◆ **What is expected**: An exact copy of all entries is required.

[[ Provided records open ]]

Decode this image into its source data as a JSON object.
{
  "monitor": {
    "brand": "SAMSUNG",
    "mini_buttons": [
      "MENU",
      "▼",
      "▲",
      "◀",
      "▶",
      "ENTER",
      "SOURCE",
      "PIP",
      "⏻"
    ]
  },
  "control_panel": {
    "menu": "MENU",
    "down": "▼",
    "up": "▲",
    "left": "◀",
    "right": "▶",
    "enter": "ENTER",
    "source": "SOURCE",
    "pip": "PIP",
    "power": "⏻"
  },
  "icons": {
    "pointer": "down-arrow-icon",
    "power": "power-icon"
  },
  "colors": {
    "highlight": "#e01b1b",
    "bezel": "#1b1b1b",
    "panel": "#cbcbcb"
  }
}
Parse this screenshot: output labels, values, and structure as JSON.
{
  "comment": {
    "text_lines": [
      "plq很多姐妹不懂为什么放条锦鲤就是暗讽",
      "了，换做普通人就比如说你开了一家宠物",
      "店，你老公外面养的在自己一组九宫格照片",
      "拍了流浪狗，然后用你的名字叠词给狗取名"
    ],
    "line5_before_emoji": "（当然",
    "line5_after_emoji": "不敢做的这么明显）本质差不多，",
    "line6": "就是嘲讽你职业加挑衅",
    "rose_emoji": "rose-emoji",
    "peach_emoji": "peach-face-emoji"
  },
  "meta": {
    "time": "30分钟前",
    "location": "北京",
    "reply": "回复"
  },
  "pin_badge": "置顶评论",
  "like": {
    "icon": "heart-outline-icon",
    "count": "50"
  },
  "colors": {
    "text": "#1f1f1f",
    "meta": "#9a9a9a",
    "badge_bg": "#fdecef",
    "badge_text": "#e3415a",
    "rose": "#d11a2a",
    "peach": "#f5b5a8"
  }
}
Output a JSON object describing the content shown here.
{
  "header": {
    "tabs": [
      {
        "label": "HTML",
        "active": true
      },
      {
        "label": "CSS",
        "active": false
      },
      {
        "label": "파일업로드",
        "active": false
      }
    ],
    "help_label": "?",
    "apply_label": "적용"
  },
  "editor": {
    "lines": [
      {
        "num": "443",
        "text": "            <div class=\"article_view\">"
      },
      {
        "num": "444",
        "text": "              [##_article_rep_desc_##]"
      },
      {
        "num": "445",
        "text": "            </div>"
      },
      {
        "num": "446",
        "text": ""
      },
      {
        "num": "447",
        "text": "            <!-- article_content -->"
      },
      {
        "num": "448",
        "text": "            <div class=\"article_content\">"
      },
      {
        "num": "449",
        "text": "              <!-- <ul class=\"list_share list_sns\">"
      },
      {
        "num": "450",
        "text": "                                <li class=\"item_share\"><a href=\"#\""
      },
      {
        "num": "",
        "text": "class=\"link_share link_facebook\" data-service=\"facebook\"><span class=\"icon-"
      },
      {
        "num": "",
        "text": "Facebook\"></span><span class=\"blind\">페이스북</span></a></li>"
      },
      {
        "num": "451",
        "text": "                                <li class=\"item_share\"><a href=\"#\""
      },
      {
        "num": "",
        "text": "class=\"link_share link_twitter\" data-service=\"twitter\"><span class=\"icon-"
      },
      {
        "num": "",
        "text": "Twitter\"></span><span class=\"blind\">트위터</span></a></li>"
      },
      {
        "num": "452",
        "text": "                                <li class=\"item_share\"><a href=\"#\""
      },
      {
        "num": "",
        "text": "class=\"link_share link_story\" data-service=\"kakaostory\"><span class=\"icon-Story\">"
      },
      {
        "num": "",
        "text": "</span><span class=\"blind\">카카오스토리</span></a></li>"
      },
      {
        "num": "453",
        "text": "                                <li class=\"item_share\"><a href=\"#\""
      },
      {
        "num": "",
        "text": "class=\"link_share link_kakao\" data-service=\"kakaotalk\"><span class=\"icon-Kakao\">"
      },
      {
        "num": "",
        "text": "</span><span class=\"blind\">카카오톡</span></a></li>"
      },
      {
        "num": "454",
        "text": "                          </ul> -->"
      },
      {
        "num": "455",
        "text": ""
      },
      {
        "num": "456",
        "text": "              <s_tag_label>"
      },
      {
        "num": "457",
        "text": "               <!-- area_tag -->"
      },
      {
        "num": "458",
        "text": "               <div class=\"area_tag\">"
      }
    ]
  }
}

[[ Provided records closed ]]

◆ **Output below**:
Decode this image into its source data as a JSON object.
{
  "monitor": {
    "brand": "SAMSUNG",
    "mini_buttons": [
      "MENU",
      "▼",
      "▲",
      "◀",
      "▶",
      "ENTER",
      "SOURCE",
      "PIP",
      "⏻"
    ]
  },
  "control_panel": {
    "menu": "MENU",
    "down": "▼",
    "up": "▲",
    "left": "◀",
    "right": "▶",
    "enter": "ENTER",
    "source": "SOURCE",
    "pip": "PIP",
    "power": "⏻"
  },
  "icons": {
    "pointer": "down-arrow-icon",
    "power": "power-icon"
  },
  "colors": {
    "highlight": "#e01b1b",
    "bezel": "#1b1b1b",
    "panel": "#cbcbcb"
  }
}
Parse this screenshot: output labels, values, and structure as JSON.
{
  "comment": {
    "text_lines": [
      "plq很多姐妹不懂为什么放条锦鲤就是暗讽",
      "了，换做普通人就比如说你开了一家宠物",
      "店，你老公外面养的在自己一组九宫格照片",
      "拍了流浪狗，然后用你的名字叠词给狗取名"
    ],
    "line5_before_emoji": "（当然",
    "line5_after_emoji": "不敢做的这么明显）本质差不多，",
    "line6": "就是嘲讽你职业加挑衅",
    "rose_emoji": "rose-emoji",
    "peach_emoji": "peach-face-emoji"
  },
  "meta": {
    "time": "30分钟前",
    "location": "北京",
    "reply": "回复"
  },
  "pin_badge": "置顶评论",
  "like": {
    "icon": "heart-outline-icon",
    "count": "50"
  },
  "colors": {
    "text": "#1f1f1f",
    "meta": "#9a9a9a",
    "badge_bg": "#fdecef",
    "badge_text": "#e3415a",
    "rose": "#d11a2a",
    "peach": "#f5b5a8"
  }
}
Output a JSON object describing the content shown here.
{
  "header": {
    "tabs": [
      {
        "label": "HTML",
        "active": true
      },
      {
        "label": "CSS",
        "active": false
      },
      {
        "label": "파일업로드",
        "active": false
      }
    ],
    "help_label": "?",
    "apply_label": "적용"
  },
  "editor": {
    "lines": [
      {
        "num": "443",
        "text": "            <div class=\"article_view\">"
      },
      {
        "num": "444",
        "text": "              [##_article_rep_desc_##]"
      },
      {
        "num": "445",
        "text": "            </div>"
      },
      {
        "num": "446",
        "text": ""
      },
      {
        "num": "447",
        "text": "            <!-- article_content -->"
      },
      {
        "num": "448",
        "text": "            <div class=\"article_content\">"
      },
      {
        "num": "449",
        "text": "              <!-- <ul class=\"list_share list_sns\">"
      },
      {
        "num": "450",
        "text": "                                <li class=\"item_share\"><a href=\"#\""
      },
      {
        "num": "",
        "text": "class=\"link_share link_facebook\" data-service=\"facebook\"><span class=\"icon-"
      },
      {
        "num": "",
        "text": "Facebook\"></span><span class=\"blind\">페이스북</span></a></li>"
      },
      {
        "num": "451",
        "text": "                                <li class=\"item_share\"><a href=\"#\""
      },
      {
        "num": "",
        "text": "class=\"link_share link_twitter\" data-service=\"twitter\"><span class=\"icon-"
      },
      {
        "num": "",
        "text": "Twitter\"></span><span class=\"blind\">트위터</span></a></li>"
      },
      {
        "num": "452",
        "text": "                                <li class=\"item_share\"><a href=\"#\""
      },
      {
        "num": "",
        "text": "class=\"link_share link_story\" data-service=\"kakaostory\"><span class=\"icon-Story\">"
      },
      {
        "num": "",
        "text": "</span><span class=\"blind\">카카오스토리</span></a></li>"
      },
      {
        "num": "453",
        "text": "                                <li class=\"item_share\"><a href=\"#\""
      },
      {
        "num": "",
        "text": "class=\"link_share link_kakao\" data-service=\"kakaotalk\"><span class=\"icon-Kakao\">"
      },
      {
        "num": "",
        "text": "</span><span class=\"blind\">카카오톡</span></a></li>"
      },
      {
        "num": "454",
        "text": "                          </ul> -->"
      },
      {
        "num": "455",
        "text": ""
      },
      {
        "num": "456",
        "text": "              <s_tag_label>"
      },
      {
        "num": "457",
        "text": "               <!-- area_tag -->"
      },
      {
        "num": "458",
        "text": "               <div class=\"area_tag\">"
      }
    ]
  }
}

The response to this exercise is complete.